What you need to do -> When you repeat the entries below, keep each word exactly as it is and drop the pictures.

*** Begin section ***

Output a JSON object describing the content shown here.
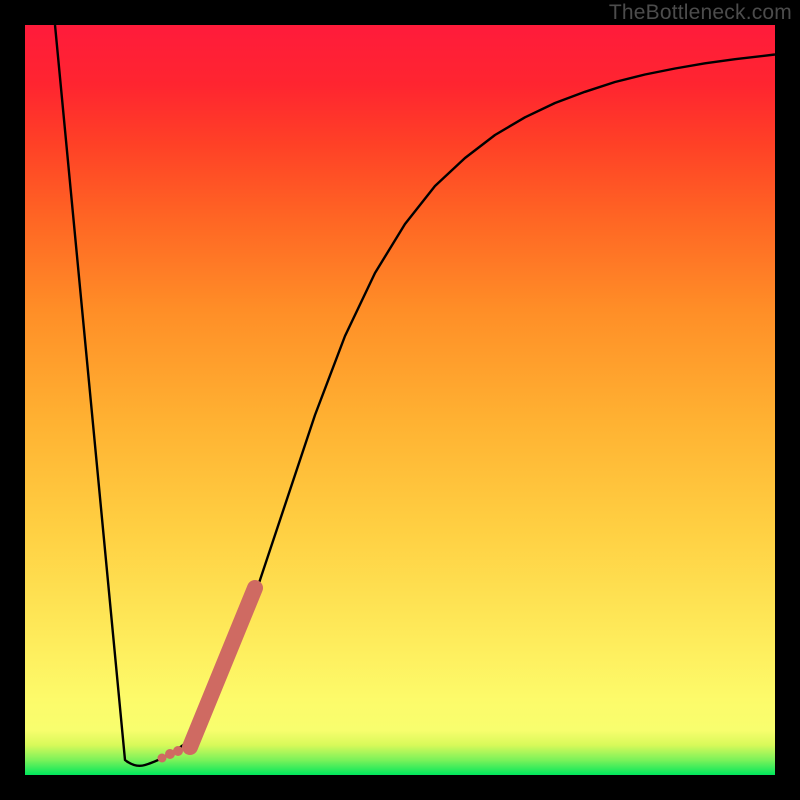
{
  "attribution": "TheBottleneck.com",
  "chart_data": {
    "type": "line",
    "title": "",
    "xlabel": "",
    "ylabel": "",
    "xlim": [
      0,
      100
    ],
    "ylim": [
      0,
      100
    ],
    "series": [
      {
        "name": "curve-left",
        "x": [
          4.0,
          13.3
        ],
        "y": [
          100.0,
          2.0
        ]
      },
      {
        "name": "curve-valley",
        "x": [
          13.3,
          14.7,
          16.0,
          18.7,
          21.3,
          22.7
        ],
        "y": [
          2.0,
          1.0,
          1.3,
          2.5,
          4.0,
          5.3
        ]
      },
      {
        "name": "curve-right",
        "x": [
          22.7,
          26.7,
          30.7,
          34.7,
          38.7,
          42.7,
          46.7,
          50.7,
          54.7,
          58.7,
          62.7,
          66.7,
          70.7,
          74.7,
          78.7,
          82.7,
          86.7,
          90.7,
          94.7,
          100.0
        ],
        "y": [
          5.3,
          13.0,
          24.0,
          36.0,
          48.0,
          58.5,
          67.0,
          73.5,
          78.5,
          82.3,
          85.3,
          87.7,
          89.6,
          91.1,
          92.4,
          93.4,
          94.2,
          94.9,
          95.5,
          96.1
        ]
      },
      {
        "name": "highlight-band",
        "x": [
          22.0,
          30.7
        ],
        "y": [
          3.5,
          25.0
        ]
      },
      {
        "name": "highlight-dots",
        "x": [
          19.3,
          18.3,
          20.0
        ],
        "y": [
          2.9,
          2.3,
          3.1
        ]
      }
    ],
    "background_gradient": {
      "direction": "vertical",
      "stops": [
        {
          "pos": 0.0,
          "color": "#ff1b3b"
        },
        {
          "pos": 0.08,
          "color": "#ff2530"
        },
        {
          "pos": 0.16,
          "color": "#ff4126"
        },
        {
          "pos": 0.26,
          "color": "#ff6624"
        },
        {
          "pos": 0.38,
          "color": "#ff8e27"
        },
        {
          "pos": 0.53,
          "color": "#ffb232"
        },
        {
          "pos": 0.67,
          "color": "#ffcf42"
        },
        {
          "pos": 0.8,
          "color": "#fee858"
        },
        {
          "pos": 0.9,
          "color": "#fdfb6a"
        },
        {
          "pos": 0.94,
          "color": "#f8fe6e"
        },
        {
          "pos": 0.96,
          "color": "#d8f95a"
        },
        {
          "pos": 0.98,
          "color": "#7bf25a"
        },
        {
          "pos": 1.0,
          "color": "#00e75c"
        }
      ]
    },
    "colors": {
      "curve": "#000000",
      "highlight": "#cf6a62",
      "frame": "#000000",
      "watermark": "#4c4c4c"
    }
  }
}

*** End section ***

Answer to the exercise ->
Output a JSON object describing the content shown here.
{
  "attribution": "TheBottleneck.com",
  "chart_data": {
    "type": "line",
    "title": "",
    "xlabel": "",
    "ylabel": "",
    "xlim": [
      0,
      100
    ],
    "ylim": [
      0,
      100
    ],
    "series": [
      {
        "name": "curve-left",
        "x": [
          4.0,
          13.3
        ],
        "y": [
          100.0,
          2.0
        ]
      },
      {
        "name": "curve-valley",
        "x": [
          13.3,
          14.7,
          16.0,
          18.7,
          21.3,
          22.7
        ],
        "y": [
          2.0,
          1.0,
          1.3,
          2.5,
          4.0,
          5.3
        ]
      },
      {
        "name": "curve-right",
        "x": [
          22.7,
          26.7,
          30.7,
          34.7,
          38.7,
          42.7,
          46.7,
          50.7,
          54.7,
          58.7,
          62.7,
          66.7,
          70.7,
          74.7,
          78.7,
          82.7,
          86.7,
          90.7,
          94.7,
          100.0
        ],
        "y": [
          5.3,
          13.0,
          24.0,
          36.0,
          48.0,
          58.5,
          67.0,
          73.5,
          78.5,
          82.3,
          85.3,
          87.7,
          89.6,
          91.1,
          92.4,
          93.4,
          94.2,
          94.9,
          95.5,
          96.1
        ]
      },
      {
        "name": "highlight-band",
        "x": [
          22.0,
          30.7
        ],
        "y": [
          3.5,
          25.0
        ]
      },
      {
        "name": "highlight-dots",
        "x": [
          19.3,
          18.3,
          20.0
        ],
        "y": [
          2.9,
          2.3,
          3.1
        ]
      }
    ],
    "background_gradient": {
      "direction": "vertical",
      "stops": [
        {
          "pos": 0.0,
          "color": "#ff1b3b"
        },
        {
          "pos": 0.08,
          "color": "#ff2530"
        },
        {
          "pos": 0.16,
          "color": "#ff4126"
        },
        {
          "pos": 0.26,
          "color": "#ff6624"
        },
        {
          "pos": 0.38,
          "color": "#ff8e27"
        },
        {
          "pos": 0.53,
          "color": "#ffb232"
        },
        {
          "pos": 0.67,
          "color": "#ffcf42"
        },
        {
          "pos": 0.8,
          "color": "#fee858"
        },
        {
          "pos": 0.9,
          "color": "#fdfb6a"
        },
        {
          "pos": 0.94,
          "color": "#f8fe6e"
        },
        {
          "pos": 0.96,
          "color": "#d8f95a"
        },
        {
          "pos": 0.98,
          "color": "#7bf25a"
        },
        {
          "pos": 1.0,
          "color": "#00e75c"
        }
      ]
    },
    "colors": {
      "curve": "#000000",
      "highlight": "#cf6a62",
      "frame": "#000000",
      "watermark": "#4c4c4c"
    }
  }
}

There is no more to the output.